A few additions to Jeffrey’s comic convention coverage:
A shy, middle-aged woman walked up to me with her partner as I was standing in a long line waiting for an autograph. “Excuse me, can I ask a question?” she said in a near-whisper.
Sure, I said.
She looked around for a moment before she spoke again. “Who is Wil Wheaton?”
“Oh,” she said. “Thanks very much.”
I didn’t add: also, his patience is legendary. I’m sure today wasn’t the first time somebody else has walked up, looked over the line, and yelled loudly WESLEY CRUSHER? WHAT THE HELL IS WITH WESLEY CRUSHER? THAT GUY QUIT STAR TREK EARLY, THE WIMP!
“The thing about comics these days,” somebody said, “is that the comics industry used to assume that they’d get complete turnover in a few years. The teenagers would grow up, they’d stop buying comics, new kids would start. You could run the same storylines every five years or so and it wouldn’t matter. Now you have people like me who have been following comics for twenty or thirty years, and they remember Amazing Spider-Man #121 or whatever. I think the industry is still trying to catch up.”

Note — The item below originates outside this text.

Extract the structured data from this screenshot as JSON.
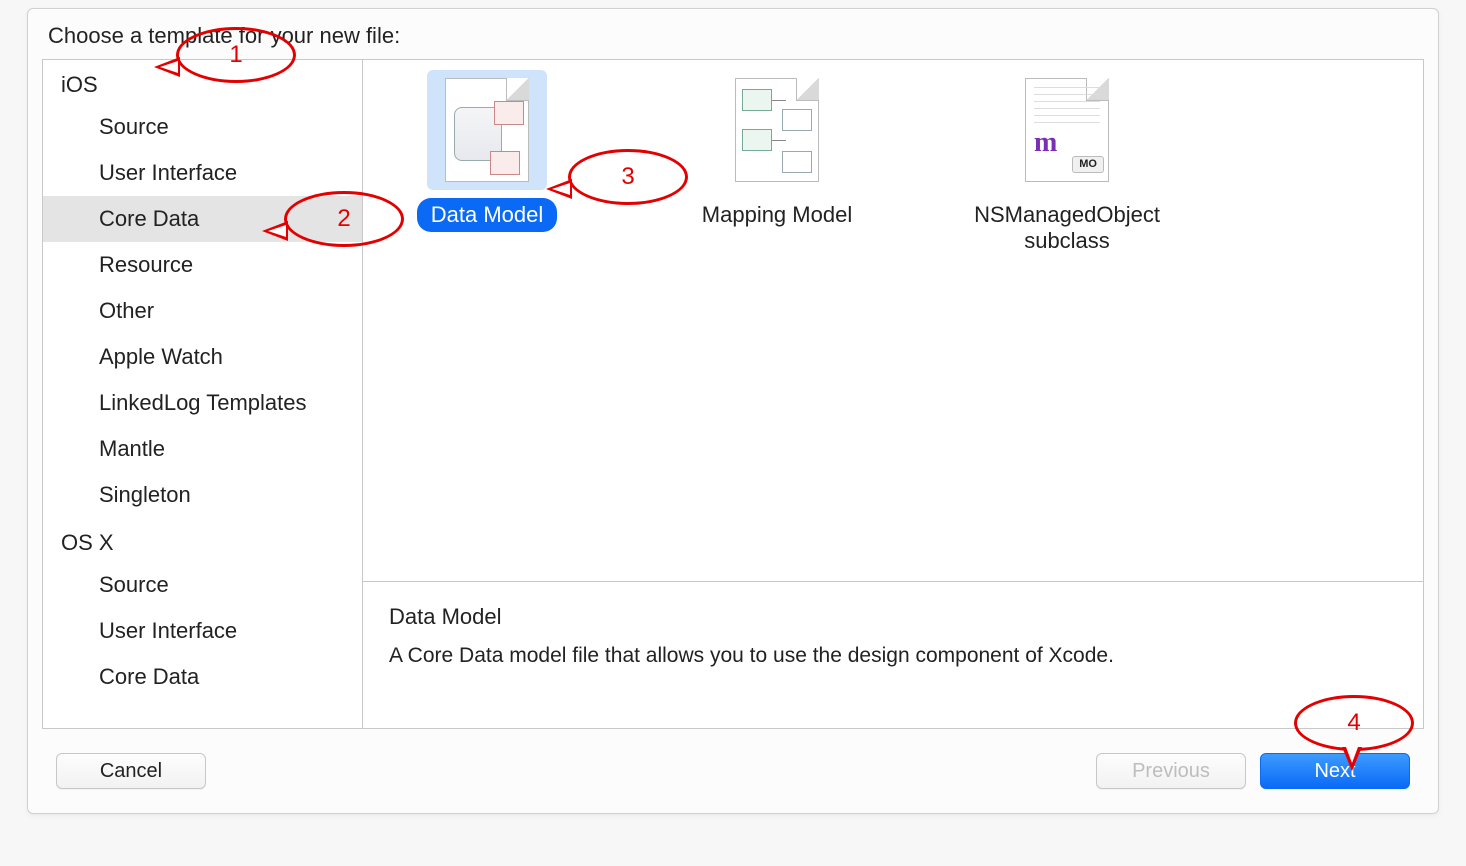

More and more web comics people are showing up at the comic conventions. The Penny Arcade guys are local, of course, but there were many others: Scott Kurtz (PVP), Jeph Jacques (Questionable Content), David Malki (Wondermark), Sam Logan (Sam and Fuzzy), and many more.

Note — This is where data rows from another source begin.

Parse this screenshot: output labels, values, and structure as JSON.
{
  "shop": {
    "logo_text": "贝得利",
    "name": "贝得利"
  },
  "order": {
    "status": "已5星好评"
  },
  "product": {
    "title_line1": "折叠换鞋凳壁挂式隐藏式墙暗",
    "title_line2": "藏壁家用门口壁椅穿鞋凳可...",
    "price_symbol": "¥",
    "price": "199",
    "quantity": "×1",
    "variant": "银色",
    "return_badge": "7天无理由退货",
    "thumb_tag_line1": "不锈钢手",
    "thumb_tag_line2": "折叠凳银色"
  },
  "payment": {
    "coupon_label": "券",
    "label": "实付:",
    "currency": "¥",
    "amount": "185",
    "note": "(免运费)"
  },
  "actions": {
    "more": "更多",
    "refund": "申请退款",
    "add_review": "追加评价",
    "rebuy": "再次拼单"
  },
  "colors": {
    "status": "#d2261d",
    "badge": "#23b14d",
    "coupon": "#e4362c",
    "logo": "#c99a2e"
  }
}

(Jeph, by the way, is one of the sweetest guys in the world. Say hi. Just don’t ask him about his bird tattoos.)
The cos-players — people in full costume — weren’t as plentiful or imaginative as they are for Sakuracon or Norwescon, but they were around. Several stormtroopers, a few Princess Leia-wannabes. One really good Mara Jade. One really bad Hitler-mustached Imperial admiral.
For the most part, though, it was a relief: unlike some other cons I’ve been to, nobody looked at you funny if you wore a normal shirt and jeans.

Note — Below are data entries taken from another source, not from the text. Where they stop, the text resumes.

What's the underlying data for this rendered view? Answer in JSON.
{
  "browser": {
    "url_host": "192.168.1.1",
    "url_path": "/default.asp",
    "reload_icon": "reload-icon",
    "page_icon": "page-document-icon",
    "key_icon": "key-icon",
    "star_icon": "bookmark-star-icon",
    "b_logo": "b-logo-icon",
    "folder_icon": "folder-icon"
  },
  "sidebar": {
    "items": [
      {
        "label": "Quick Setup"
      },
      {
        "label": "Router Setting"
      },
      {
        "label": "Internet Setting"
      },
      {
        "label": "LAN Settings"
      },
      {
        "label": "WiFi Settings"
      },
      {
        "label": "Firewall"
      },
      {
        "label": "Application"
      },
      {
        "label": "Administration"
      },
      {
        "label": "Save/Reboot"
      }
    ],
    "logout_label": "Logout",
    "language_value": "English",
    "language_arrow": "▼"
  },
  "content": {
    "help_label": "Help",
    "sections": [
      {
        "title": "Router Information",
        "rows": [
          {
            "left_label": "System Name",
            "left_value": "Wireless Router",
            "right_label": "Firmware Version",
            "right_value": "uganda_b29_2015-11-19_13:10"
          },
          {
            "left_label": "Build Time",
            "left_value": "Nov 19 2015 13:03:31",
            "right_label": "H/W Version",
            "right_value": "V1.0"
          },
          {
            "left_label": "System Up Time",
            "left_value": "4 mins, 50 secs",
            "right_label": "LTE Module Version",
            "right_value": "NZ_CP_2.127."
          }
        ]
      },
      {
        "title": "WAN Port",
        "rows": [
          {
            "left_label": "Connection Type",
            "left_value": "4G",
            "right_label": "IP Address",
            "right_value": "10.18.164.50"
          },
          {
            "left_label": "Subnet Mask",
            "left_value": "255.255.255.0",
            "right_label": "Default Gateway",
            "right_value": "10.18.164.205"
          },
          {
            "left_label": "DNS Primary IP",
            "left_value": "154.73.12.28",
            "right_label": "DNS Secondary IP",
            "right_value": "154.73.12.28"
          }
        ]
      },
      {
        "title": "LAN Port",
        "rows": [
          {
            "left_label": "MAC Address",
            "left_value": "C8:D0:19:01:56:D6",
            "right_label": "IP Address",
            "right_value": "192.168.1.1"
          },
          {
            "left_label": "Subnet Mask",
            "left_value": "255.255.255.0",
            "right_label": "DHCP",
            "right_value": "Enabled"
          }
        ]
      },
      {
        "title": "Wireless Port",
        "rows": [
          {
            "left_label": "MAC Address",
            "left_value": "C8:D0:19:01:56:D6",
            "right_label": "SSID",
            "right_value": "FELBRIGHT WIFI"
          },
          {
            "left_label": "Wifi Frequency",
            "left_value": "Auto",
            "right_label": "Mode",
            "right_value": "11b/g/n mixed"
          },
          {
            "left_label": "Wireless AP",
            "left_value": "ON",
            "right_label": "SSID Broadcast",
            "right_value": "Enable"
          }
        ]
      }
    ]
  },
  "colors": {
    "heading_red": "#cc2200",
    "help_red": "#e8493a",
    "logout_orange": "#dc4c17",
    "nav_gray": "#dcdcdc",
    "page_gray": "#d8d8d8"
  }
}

J. Michael Straczynski is giving a talk tomorrow. You might want to go see it if you can. Geeks know him as the creator/writer of the TV series Babylon 5 and a writer of comic books for Marvel, but the rest of you are about to hear a lot about this guy: he wrote a movie called Changeling. Clint Eastwood directed it; it’s up for the Palm d’Or at Cannes this year, coming soon to a theater near you. Since then he’s sold movies with directors like Ron Howard, Wolfgang Petersen, the Wachowski Brothers, and quite a few more.
How they talked him into coming to this convention, I have no idea. For fans and people interested in writing, it’s an opportunity not to be missed.